The first time I truly met Gatoaitele Savea Sano Malifa, I was 19.
I walked into his office for an interview to be a journalist for his newspaper.
“Do you know what I liked about your one page application to the reporter vacancy?” he asked. I said no but was sure he would tell me.
“There’s no bull***t,” he said. And that sentence encompassed in it his approach to life and to the craft of journalism.
I worked for Samoa Observer for two years alongside Mata’afa Keni Lesa who is now the Editor of Samoa Observer, Faimalo Matthew Lemisio who is now the Electoral Commissioner, Gerard Williams who is now the head of Datec in Samoa and Tupuola Terry Tavita, former Editor of Savali and Advisor to the Prime Minister who now resides in New Zealand.
At that time, Savea was our Editor and Afamasaga Toleafoa was Deputy.
There is no journalism class or lecture that will teach you the things that an editorial meeting with Savea teaches you in an hour.
His no-nonsense approach to news gathering was both brutal and informative. We would walk into the editorial meeting braced to be taught a lesson or five about our pathetic pitches or missed opportunities the day before.
We would receive both scathing and constructive feedback on our previous work. His history, craft and absolute pursuit of truth was inspiring and made every utter of discontent from him – a valuable lesson on fine tuning ones nose for news and perfecting ones craft.
His quiet grin, a sign that he was pleased by your work, was enough to make all of us collectively happy for a week.
I was impressed by the way he and Muliaga Jean Malifa ran the operation then, making changes at a drop of a hat to respond to reader demand and ensuring that there was no compromise to the content. Samoa Observer is now one of the most well equipped and advanced newspaper operations in the Pacific islands.
Working at Samoa Observer under Savea instilled in me a sense of absolute appreciation for news, for the role of the fourth estate in democracy, and the importance of journalistic integrity and standards in upholding the truth.

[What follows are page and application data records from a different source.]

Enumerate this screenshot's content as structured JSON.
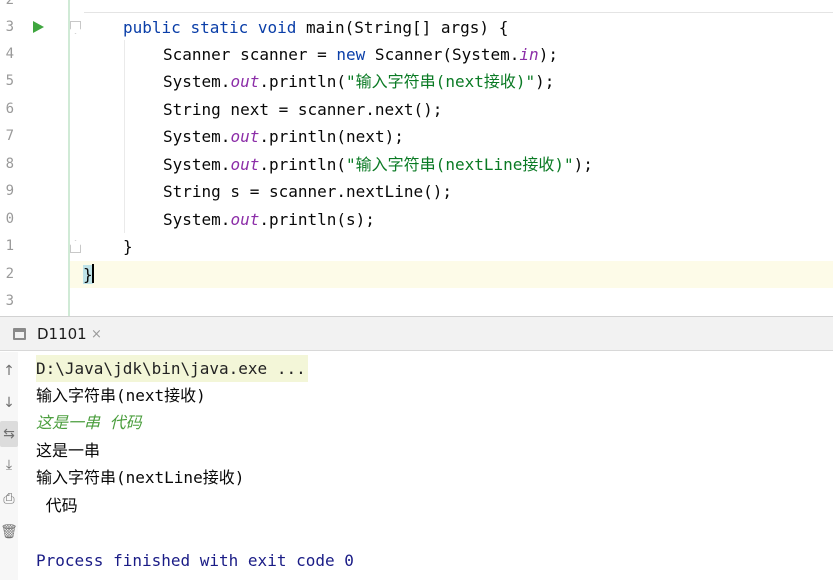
{
  "editor": {
    "line_numbers": [
      "2",
      "3",
      "4",
      "5",
      "6",
      "7",
      "8",
      "9",
      "0",
      "1",
      "2",
      "3"
    ],
    "code": {
      "main_sig": {
        "kw1": "public",
        "kw2": "static",
        "kw3": "void",
        "rest": " main(String[] args) {"
      },
      "scanner_decl": {
        "prefix": "Scanner scanner = ",
        "kw": "new",
        "mid": " Scanner(System.",
        "field": "in",
        "suffix": ");"
      },
      "print_prompt1": {
        "prefix": "System.",
        "field": "out",
        "mid": ".println(",
        "str": "\"输入字符串(next接收)\"",
        "suffix": ");"
      },
      "next_decl": "String next = scanner.next();",
      "print_next": {
        "prefix": "System.",
        "field": "out",
        "suffix": ".println(next);"
      },
      "print_prompt2": {
        "prefix": "System.",
        "field": "out",
        "mid": ".println(",
        "str": "\"输入字符串(nextLine接收)\"",
        "suffix": ");"
      },
      "nextline_decl": "String s = scanner.nextLine();",
      "print_s": {
        "prefix": "System.",
        "field": "out",
        "suffix": ".println(s);"
      },
      "method_close": "}",
      "class_close": "}"
    }
  },
  "run_panel": {
    "tab_label": "D1101",
    "tab_close": "×",
    "toolbar_icons": [
      "↑",
      "↓",
      "⇆",
      "⤓",
      "⎙",
      "🗑"
    ],
    "console": {
      "command": "D:\\Java\\jdk\\bin\\java.exe ...",
      "prompt1": "输入字符串(next接收)",
      "user_input": "这是一串 代码",
      "output1": "这是一串",
      "prompt2": "输入字符串(nextLine接收)",
      "output2": " 代码",
      "exit_message": "Process finished with exit code 0"
    }
  },
  "colors": {
    "keyword": "#0a3ea8",
    "string": "#0a7a24",
    "static_field": "#8c2ea8",
    "user_input": "#4b9e3e",
    "exit_message": "#1a1c86",
    "run_icon": "#3fa63f"
  }
}
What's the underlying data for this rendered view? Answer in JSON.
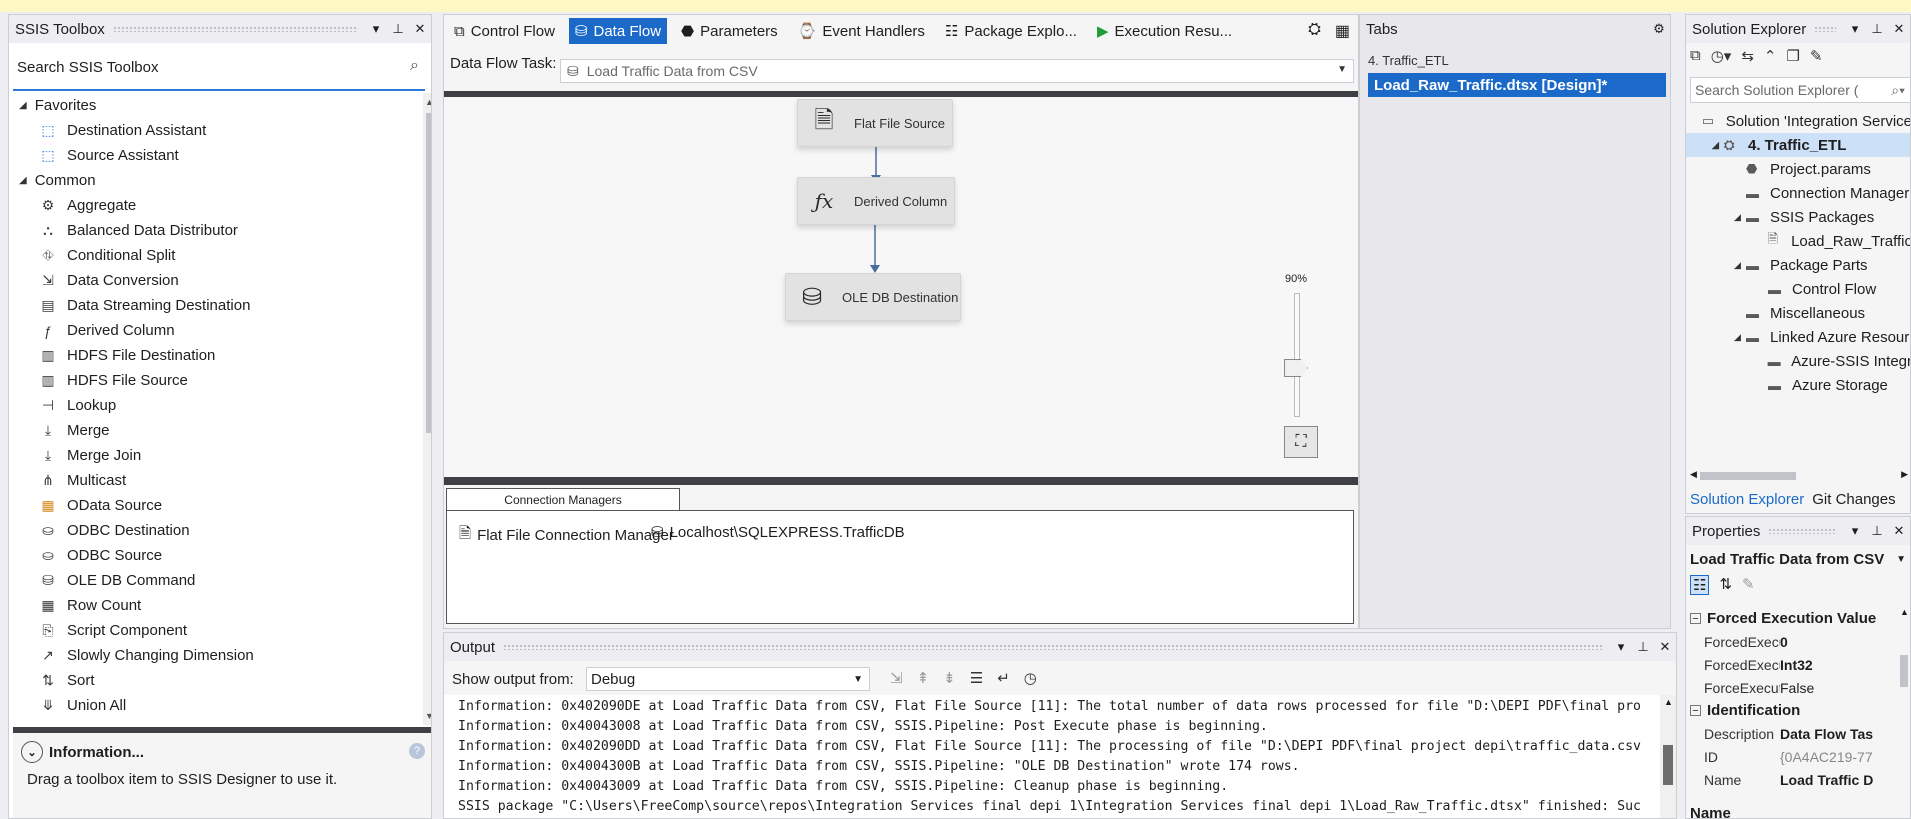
{
  "toolbox": {
    "title": "SSIS Toolbox",
    "search_placeholder": "Search SSIS Toolbox",
    "groups": [
      {
        "label": "Favorites",
        "items": [
          {
            "label": "Destination Assistant",
            "icon": "destination-assistant-icon"
          },
          {
            "label": "Source Assistant",
            "icon": "source-assistant-icon"
          }
        ]
      },
      {
        "label": "Common",
        "items": [
          {
            "label": "Aggregate",
            "icon": "aggregate-icon"
          },
          {
            "label": "Balanced Data Distributor",
            "icon": "balanced-distributor-icon"
          },
          {
            "label": "Conditional Split",
            "icon": "conditional-split-icon"
          },
          {
            "label": "Data Conversion",
            "icon": "data-conversion-icon"
          },
          {
            "label": "Data Streaming Destination",
            "icon": "data-streaming-icon"
          },
          {
            "label": "Derived Column",
            "icon": "derived-column-icon"
          },
          {
            "label": "HDFS File Destination",
            "icon": "hdfs-destination-icon"
          },
          {
            "label": "HDFS File Source",
            "icon": "hdfs-source-icon"
          },
          {
            "label": "Lookup",
            "icon": "lookup-icon"
          },
          {
            "label": "Merge",
            "icon": "merge-icon"
          },
          {
            "label": "Merge Join",
            "icon": "merge-join-icon"
          },
          {
            "label": "Multicast",
            "icon": "multicast-icon"
          },
          {
            "label": "OData Source",
            "icon": "odata-source-icon"
          },
          {
            "label": "ODBC Destination",
            "icon": "odbc-destination-icon"
          },
          {
            "label": "ODBC Source",
            "icon": "odbc-source-icon"
          },
          {
            "label": "OLE DB Command",
            "icon": "oledb-command-icon"
          },
          {
            "label": "Row Count",
            "icon": "row-count-icon"
          },
          {
            "label": "Script Component",
            "icon": "script-component-icon"
          },
          {
            "label": "Slowly Changing Dimension",
            "icon": "scd-icon"
          },
          {
            "label": "Sort",
            "icon": "sort-icon"
          },
          {
            "label": "Union All",
            "icon": "union-all-icon"
          }
        ]
      }
    ],
    "info": {
      "title": "Information...",
      "body": "Drag a toolbox item to SSIS Designer to use it."
    }
  },
  "designer": {
    "tabs": [
      {
        "label": "Control Flow",
        "icon": "control-flow-icon",
        "active": false
      },
      {
        "label": "Data Flow",
        "icon": "data-flow-icon",
        "active": true
      },
      {
        "label": "Parameters",
        "icon": "parameters-icon",
        "active": false
      },
      {
        "label": "Event Handlers",
        "icon": "event-handlers-icon",
        "active": false
      },
      {
        "label": "Package Explo...",
        "icon": "package-explorer-icon",
        "active": false
      },
      {
        "label": "Execution Resu...",
        "icon": "execution-results-icon",
        "active": false
      }
    ],
    "task_label": "Data Flow Task:",
    "task_value": "Load Traffic Data from CSV",
    "nodes": [
      {
        "label": "Flat File Source",
        "icon": "flat-file-source-icon"
      },
      {
        "label": "Derived Column",
        "icon": "derived-column-icon"
      },
      {
        "label": "OLE DB Destination",
        "icon": "oledb-destination-icon"
      }
    ],
    "zoom": "90%",
    "connection_managers": {
      "tab_label": "Connection Managers",
      "items": [
        {
          "label": "Flat File Connection Manager",
          "icon": "flat-file-connection-icon"
        },
        {
          "label": "Localhost\\SQLEXPRESS.TrafficDB",
          "icon": "oledb-connection-icon"
        }
      ]
    }
  },
  "tabs_panel": {
    "title": "Tabs",
    "group": "4. Traffic_ETL",
    "file": "Load_Raw_Traffic.dtsx [Design]*"
  },
  "solution_explorer": {
    "title": "Solution Explorer",
    "search_placeholder": "Search Solution Explorer (",
    "tree": [
      {
        "label": "Solution 'Integration Service",
        "level": 0,
        "toggle": "",
        "icon": "solution-icon"
      },
      {
        "label": "4. Traffic_ETL",
        "level": 1,
        "toggle": "◢",
        "icon": "project-icon",
        "selected": true
      },
      {
        "label": "Project.params",
        "level": 2,
        "toggle": "",
        "icon": "params-icon"
      },
      {
        "label": "Connection Manager",
        "level": 2,
        "toggle": "",
        "icon": "folder-icon"
      },
      {
        "label": "SSIS Packages",
        "level": 2,
        "toggle": "◢",
        "icon": "folder-icon"
      },
      {
        "label": "Load_Raw_Traffic",
        "level": 3,
        "toggle": "",
        "icon": "package-icon"
      },
      {
        "label": "Package Parts",
        "level": 2,
        "toggle": "◢",
        "icon": "folder-icon"
      },
      {
        "label": "Control Flow",
        "level": 3,
        "toggle": "",
        "icon": "folder-icon"
      },
      {
        "label": "Miscellaneous",
        "level": 2,
        "toggle": "",
        "icon": "folder-icon"
      },
      {
        "label": "Linked Azure Resour",
        "level": 2,
        "toggle": "◢",
        "icon": "folder-icon"
      },
      {
        "label": "Azure-SSIS Integr",
        "level": 3,
        "toggle": "",
        "icon": "folder-icon"
      },
      {
        "label": "Azure Storage",
        "level": 3,
        "toggle": "",
        "icon": "folder-icon"
      }
    ],
    "bottom_tabs": [
      "Solution Explorer",
      "Git Changes"
    ]
  },
  "properties": {
    "title": "Properties",
    "object": "Load Traffic Data from CSV",
    "categories": [
      {
        "label": "Forced Execution Value",
        "rows": [
          {
            "key": "ForcedExecu",
            "value": "0",
            "style": "bold"
          },
          {
            "key": "ForcedExecu",
            "value": "Int32",
            "style": "bold"
          },
          {
            "key": "ForceExecuti",
            "value": "False",
            "style": "norm"
          }
        ]
      },
      {
        "label": "Identification",
        "rows": [
          {
            "key": "Description",
            "value": "Data Flow Tas",
            "style": "bold"
          },
          {
            "key": "ID",
            "value": "{0A4AC219-77",
            "style": "dim"
          },
          {
            "key": "Name",
            "value": "Load Traffic D",
            "style": "bold"
          }
        ]
      }
    ],
    "description_title": "Name"
  },
  "output": {
    "title": "Output",
    "show_from_label": "Show output from:",
    "show_from_value": "Debug",
    "lines": [
      "Information: 0x402090DE at Load Traffic Data from CSV, Flat File Source [11]: The total number of data rows processed for file \"D:\\DEPI PDF\\final pro",
      "Information: 0x40043008 at Load Traffic Data from CSV, SSIS.Pipeline: Post Execute phase is beginning.",
      "Information: 0x402090DD at Load Traffic Data from CSV, Flat File Source [11]: The processing of file \"D:\\DEPI PDF\\final project depi\\traffic_data.csv",
      "Information: 0x4004300B at Load Traffic Data from CSV, SSIS.Pipeline: \"OLE DB Destination\" wrote 174 rows.",
      "Information: 0x40043009 at Load Traffic Data from CSV, SSIS.Pipeline: Cleanup phase is beginning.",
      "SSIS package \"C:\\Users\\FreeComp\\source\\repos\\Integration Services final depi 1\\Integration Services final depi 1\\Load_Raw_Traffic.dtsx\" finished: Suc"
    ]
  }
}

There is an unspoken agreement among local journalists, that anyone who survived the editorial direction and leadership of Savea – is not only tough as nails, respected and quietly applauded, but also admired for the fact they learned from the best.
Samoa Observer has contributed in many ways to strengthening our democracy and to providing the necessary checks and balances needed in any governing structure. It is not perfect and it is not without errs or obstacles. It has been burnt to the ground, Savea has been punched in the face and families have been harassed and abused as a result of truth pursuit.
But as Mataeliga Pio Sioa, Editor in Chief of the only other private print media in Samoa noted in his editorial: “To survive this long in Samoa as an independent newspaper is all about perseverance and hard-headed resolve.”
Friday night’s celebration of the 40th was testament to the true value of our only daily to Samoa’s journey as a young democratic nation. The presence of the Prime Minister, Deputy Prime Minister, Leader of Opposition, diplomatic corp, business community and community leaders spoke volumes to the impact that Samoa Observer has had on our small island state.
The event was epic in many respects, but perhaps something that many did not notice that I definitely smiled at, was that the event, for the first time in my own account of media history in Samoa – all the heads of local media were under one roof, smiling and celebrating together.
That, to me, is more telling of the pioneering role of Samoa Observer in the media industry than anything else. TV1, TV3, Newsline, Savali, Talamua, Radio Polynesia and 2AP were all smiling and celebrating together. That is a monumental feat.
So thank you Samoa Observer for continuing to fight the good fight and for persevering amid adversity. Thank you Gatoaitele Savea Sano and Muliaga Jean Malifa for the legacy that is Samoa Observer.
It has made a tremendous difference in my life, and what anchored by passion for news – it inspired my journey that lead me to the Reuters Institute for the Study of Journalism at the University of Oxford, work for the International Federation of Journalists and report for some of the leading news forces in the world. That grounding gave me the confidence to contribute to The Wall Street Journal, CNN, Al Jazeera, AFP and Huffington Post. It has and will continue to provide a source of ground truthing for my work, no matter the field and no matter the reach.
It is most fitting then, to end with the words of Savea, a freedom hero and a true survivor of our times –
“When this is all over I’ll make it up to you, we’ll sit down and talk, as normal people do.
Evasiveness and half-truths will be a thing of the past,
This is a promise I’m making to you.” - Savea Sano Malifa